The smoking gun:
There is perhaps no better evidence for a shot between Zapruder frames 178 and 190, than President Kennedy’s own reactions. At frame 190, he has suddenly stopped waving to his right. Now what could have caused this reaction? The most logical answer is the sound of the first shot. At frame 200, he begins to turn his head away from the crowd and to his left. By frame 214 (0.77 seconds later with Zapruder camera at 18.3 frames per second), he is completely facing forward. As he turns his head, he also glides his right hand across his face, and appears to already be struck by a bullet.
Whilst lone gunman kooks naturally scoff at conspiracy theorists for believing Kennedy had already been hit, the HSCA’s photographic panel came to the conclusion that President Kennedy appeared to be showing a reaction to an external stimulus at this point in time. Excerpt from Volume 6 of the HSCA:
“The Zapruder film was studied with care at each of the Panel's conferences. At the final conference, which took place in July 1978, the film was closely scrutinized by 20 photographic scientists who were either members of the Panel or contractors responsible for much of the committee's laboratory work (i.e. photographic enhancement, restoration, etc.).
By a vote of 12 to 5, the Panel determined that President Kennedy first showed a reaction to some severe external stimulus by Zapruder frame 207, as he is seen going behind a sign that obstructed Zapruder's view.
At approximately Zapruder frame 200, Kennedy's movements suddenly freeze; his right hand abruptly stops in the midst of a waving motion and his head moves rapidly from right to his left in the direction of his wife. Based on these movements, it appears that by the time the President goes behind the sign at frame 207 he is evidencing some kind of reaction to a severe external stimulus.”
Just as President Kennedy begins to emerge from behind the Stemmons freeway sign In Zapruder frame 223; we can see that his left arm is already elevated. In frame 224 (just as Governor Connally is hit), we can that President Kennedy already has a look of pain on his face.

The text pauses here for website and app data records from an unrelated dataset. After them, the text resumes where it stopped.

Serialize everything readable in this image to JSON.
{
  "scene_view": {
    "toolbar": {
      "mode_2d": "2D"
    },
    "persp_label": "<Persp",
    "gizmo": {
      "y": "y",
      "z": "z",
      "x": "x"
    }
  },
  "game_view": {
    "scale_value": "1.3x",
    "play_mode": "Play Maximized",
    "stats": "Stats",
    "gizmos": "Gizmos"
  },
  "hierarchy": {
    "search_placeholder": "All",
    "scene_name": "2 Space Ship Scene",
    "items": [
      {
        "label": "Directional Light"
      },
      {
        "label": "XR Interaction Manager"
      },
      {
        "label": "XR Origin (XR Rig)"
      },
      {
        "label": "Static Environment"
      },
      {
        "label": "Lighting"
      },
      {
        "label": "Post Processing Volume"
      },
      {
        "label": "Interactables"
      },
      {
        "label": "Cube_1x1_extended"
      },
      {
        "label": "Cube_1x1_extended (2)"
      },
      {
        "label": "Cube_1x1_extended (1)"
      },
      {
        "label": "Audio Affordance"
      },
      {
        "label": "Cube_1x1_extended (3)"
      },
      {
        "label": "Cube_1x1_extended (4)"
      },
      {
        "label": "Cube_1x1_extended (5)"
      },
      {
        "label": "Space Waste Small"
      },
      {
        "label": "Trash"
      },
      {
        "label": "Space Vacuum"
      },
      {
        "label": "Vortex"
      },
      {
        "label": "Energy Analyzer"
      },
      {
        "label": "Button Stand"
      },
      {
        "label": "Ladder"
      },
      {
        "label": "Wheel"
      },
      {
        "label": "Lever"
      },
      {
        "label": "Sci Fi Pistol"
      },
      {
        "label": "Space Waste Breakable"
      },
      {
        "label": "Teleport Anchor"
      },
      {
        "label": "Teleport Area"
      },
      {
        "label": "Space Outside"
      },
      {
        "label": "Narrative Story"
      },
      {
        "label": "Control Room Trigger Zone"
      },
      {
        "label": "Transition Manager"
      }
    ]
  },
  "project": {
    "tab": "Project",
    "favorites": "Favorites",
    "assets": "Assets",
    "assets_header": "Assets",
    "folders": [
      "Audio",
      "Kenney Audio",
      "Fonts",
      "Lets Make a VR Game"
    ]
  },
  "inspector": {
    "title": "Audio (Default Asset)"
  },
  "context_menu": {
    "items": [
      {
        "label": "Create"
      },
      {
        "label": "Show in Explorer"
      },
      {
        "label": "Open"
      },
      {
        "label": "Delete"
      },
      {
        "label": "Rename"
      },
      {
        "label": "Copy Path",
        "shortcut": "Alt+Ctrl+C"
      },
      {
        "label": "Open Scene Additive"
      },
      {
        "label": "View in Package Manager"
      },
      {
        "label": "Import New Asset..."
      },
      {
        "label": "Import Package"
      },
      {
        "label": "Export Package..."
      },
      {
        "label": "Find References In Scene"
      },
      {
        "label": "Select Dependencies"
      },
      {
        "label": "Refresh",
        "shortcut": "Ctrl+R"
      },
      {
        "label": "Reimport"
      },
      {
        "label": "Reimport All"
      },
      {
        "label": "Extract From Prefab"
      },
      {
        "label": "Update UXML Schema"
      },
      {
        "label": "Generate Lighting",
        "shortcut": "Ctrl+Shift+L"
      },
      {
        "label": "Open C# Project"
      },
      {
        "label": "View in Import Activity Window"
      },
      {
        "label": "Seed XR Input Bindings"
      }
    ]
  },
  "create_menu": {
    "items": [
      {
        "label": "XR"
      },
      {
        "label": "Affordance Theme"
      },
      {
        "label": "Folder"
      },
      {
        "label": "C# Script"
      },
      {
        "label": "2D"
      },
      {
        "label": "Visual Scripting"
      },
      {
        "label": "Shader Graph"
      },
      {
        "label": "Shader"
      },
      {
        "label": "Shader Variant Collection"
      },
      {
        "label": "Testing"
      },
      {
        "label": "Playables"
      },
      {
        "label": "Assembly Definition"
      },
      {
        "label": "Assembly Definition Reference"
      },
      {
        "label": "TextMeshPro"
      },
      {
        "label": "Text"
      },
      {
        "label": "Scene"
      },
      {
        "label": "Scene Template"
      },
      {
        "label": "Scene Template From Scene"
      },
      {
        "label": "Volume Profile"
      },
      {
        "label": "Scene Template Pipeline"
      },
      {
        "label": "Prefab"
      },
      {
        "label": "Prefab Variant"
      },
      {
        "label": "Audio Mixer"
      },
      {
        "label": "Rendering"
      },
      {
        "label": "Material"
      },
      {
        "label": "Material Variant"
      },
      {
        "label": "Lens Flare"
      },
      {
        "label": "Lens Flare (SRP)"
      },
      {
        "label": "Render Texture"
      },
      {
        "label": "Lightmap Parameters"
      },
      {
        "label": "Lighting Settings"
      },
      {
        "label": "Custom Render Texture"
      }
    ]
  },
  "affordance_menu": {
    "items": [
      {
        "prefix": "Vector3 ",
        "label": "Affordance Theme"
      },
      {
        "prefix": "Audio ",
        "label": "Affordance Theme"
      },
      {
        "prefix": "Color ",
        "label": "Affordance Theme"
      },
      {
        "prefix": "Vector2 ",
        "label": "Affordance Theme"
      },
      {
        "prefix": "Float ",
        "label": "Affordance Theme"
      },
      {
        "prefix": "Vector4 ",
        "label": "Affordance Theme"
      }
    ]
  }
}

There is very little doubt in my mind that President Kennedy had already been hit, prior to the “single bullet” shot at frame 224. I will hopefully discuss this further in a future post.
In conclusion, agent George Hickey’s rapid head snap beginning circa frame 193, agent John Ready’s dropping his arm turning around circa frame 200, Governor Connally’s claim of turning around as the limousine was behind the Stemmons freeway sign, and the witnesses who claimed JFK was waving as the first shot was fired, all place the first shot closer to frame 190 of the Zapruder film. We also have the statements by Mary Woodward and Victoria Adams, and the actions of President Kennedy himself who suddenly stopped waving at circa frame 190, and then rapidly turned his head to the front. Let’ also take into account the reaction of Rosemary Willis (the little girl seen running in the Zapruder film), who testified before the HSCA that she began to slow down just as she heard the first shot. In the Zapruder film, she can be seen slowing down circa frame 190!
Let me note, there are a couple of contradictions. Mr’s Kennedy testified before the Warren commission that she was looking to her left as the first shot was fired. However, it’s quite possible that the trauma of seeing her husband murdered before her eyes, had badly affected her memory. Phil Willis also claimed that Mr’s Kennedy’s turned her head to the right, following the first shot. This implies the first shot was fired prior to frame 171 - when Mr’s Kennedy begins to turn her head. However, his words are open to interpretation.